#### Given entries:

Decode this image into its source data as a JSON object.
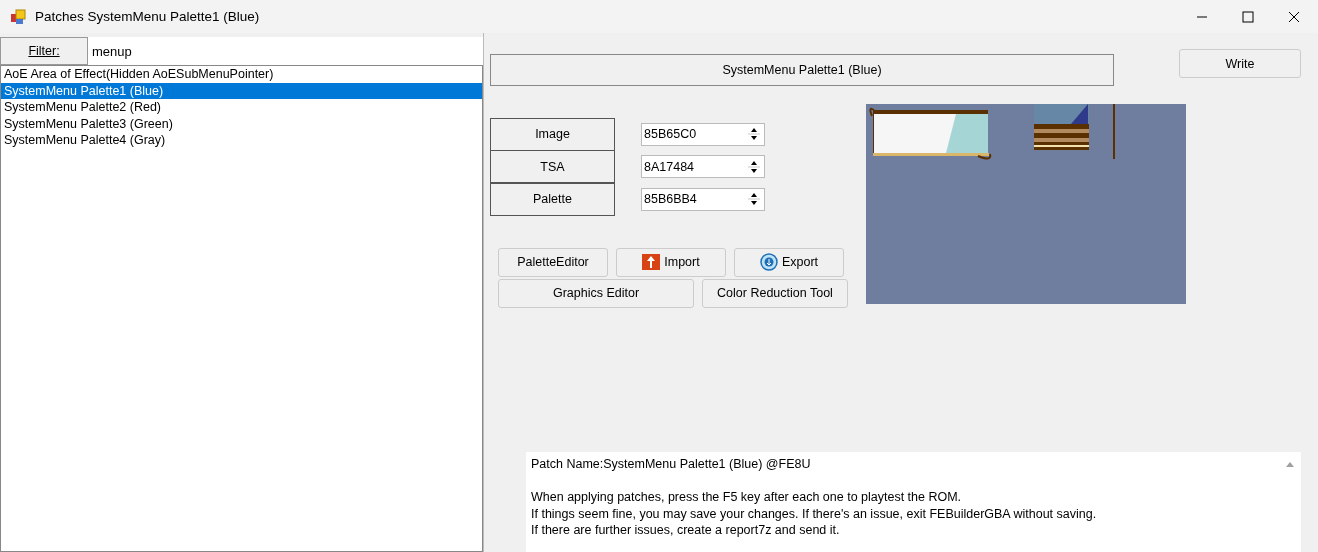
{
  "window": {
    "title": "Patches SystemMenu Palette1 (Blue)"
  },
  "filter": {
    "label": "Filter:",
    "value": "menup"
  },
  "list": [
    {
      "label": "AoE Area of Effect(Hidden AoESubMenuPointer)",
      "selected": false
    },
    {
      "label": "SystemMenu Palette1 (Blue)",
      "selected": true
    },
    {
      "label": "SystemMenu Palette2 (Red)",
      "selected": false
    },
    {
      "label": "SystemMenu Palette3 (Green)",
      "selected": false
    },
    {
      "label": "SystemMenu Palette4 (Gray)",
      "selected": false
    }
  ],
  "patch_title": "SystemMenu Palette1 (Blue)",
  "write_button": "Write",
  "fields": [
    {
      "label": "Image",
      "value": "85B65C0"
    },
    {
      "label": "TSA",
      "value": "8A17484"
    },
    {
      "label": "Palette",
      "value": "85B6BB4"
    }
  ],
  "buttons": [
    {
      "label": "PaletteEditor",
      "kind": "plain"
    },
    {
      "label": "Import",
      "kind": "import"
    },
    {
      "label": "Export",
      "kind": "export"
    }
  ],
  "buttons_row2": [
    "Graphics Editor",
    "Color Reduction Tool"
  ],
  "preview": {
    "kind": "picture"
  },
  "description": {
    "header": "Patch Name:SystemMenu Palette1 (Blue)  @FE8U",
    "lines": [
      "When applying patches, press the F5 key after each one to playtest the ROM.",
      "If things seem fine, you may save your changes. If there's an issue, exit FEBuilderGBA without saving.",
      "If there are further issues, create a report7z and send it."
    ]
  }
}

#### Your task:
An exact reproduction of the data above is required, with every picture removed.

#### Answer space:
Decode this image into its source data as a JSON object.
{
  "window": {
    "title": "Patches SystemMenu Palette1 (Blue)"
  },
  "filter": {
    "label": "Filter:",
    "value": "menup"
  },
  "list": [
    {
      "label": "AoE Area of Effect(Hidden AoESubMenuPointer)",
      "selected": false
    },
    {
      "label": "SystemMenu Palette1 (Blue)",
      "selected": true
    },
    {
      "label": "SystemMenu Palette2 (Red)",
      "selected": false
    },
    {
      "label": "SystemMenu Palette3 (Green)",
      "selected": false
    },
    {
      "label": "SystemMenu Palette4 (Gray)",
      "selected": false
    }
  ],
  "patch_title": "SystemMenu Palette1 (Blue)",
  "write_button": "Write",
  "fields": [
    {
      "label": "Image",
      "value": "85B65C0"
    },
    {
      "label": "TSA",
      "value": "8A17484"
    },
    {
      "label": "Palette",
      "value": "85B6BB4"
    }
  ],
  "buttons": [
    {
      "label": "PaletteEditor",
      "kind": "plain"
    },
    {
      "label": "Import",
      "kind": "import"
    },
    {
      "label": "Export",
      "kind": "export"
    }
  ],
  "buttons_row2": [
    "Graphics Editor",
    "Color Reduction Tool"
  ],
  "preview": {
    "kind": "picture"
  },
  "description": {
    "header": "Patch Name:SystemMenu Palette1 (Blue)  @FE8U",
    "lines": [
      "When applying patches, press the F5 key after each one to playtest the ROM.",
      "If things seem fine, you may save your changes. If there's an issue, exit FEBuilderGBA without saving.",
      "If there are further issues, create a report7z and send it."
    ]
  }
}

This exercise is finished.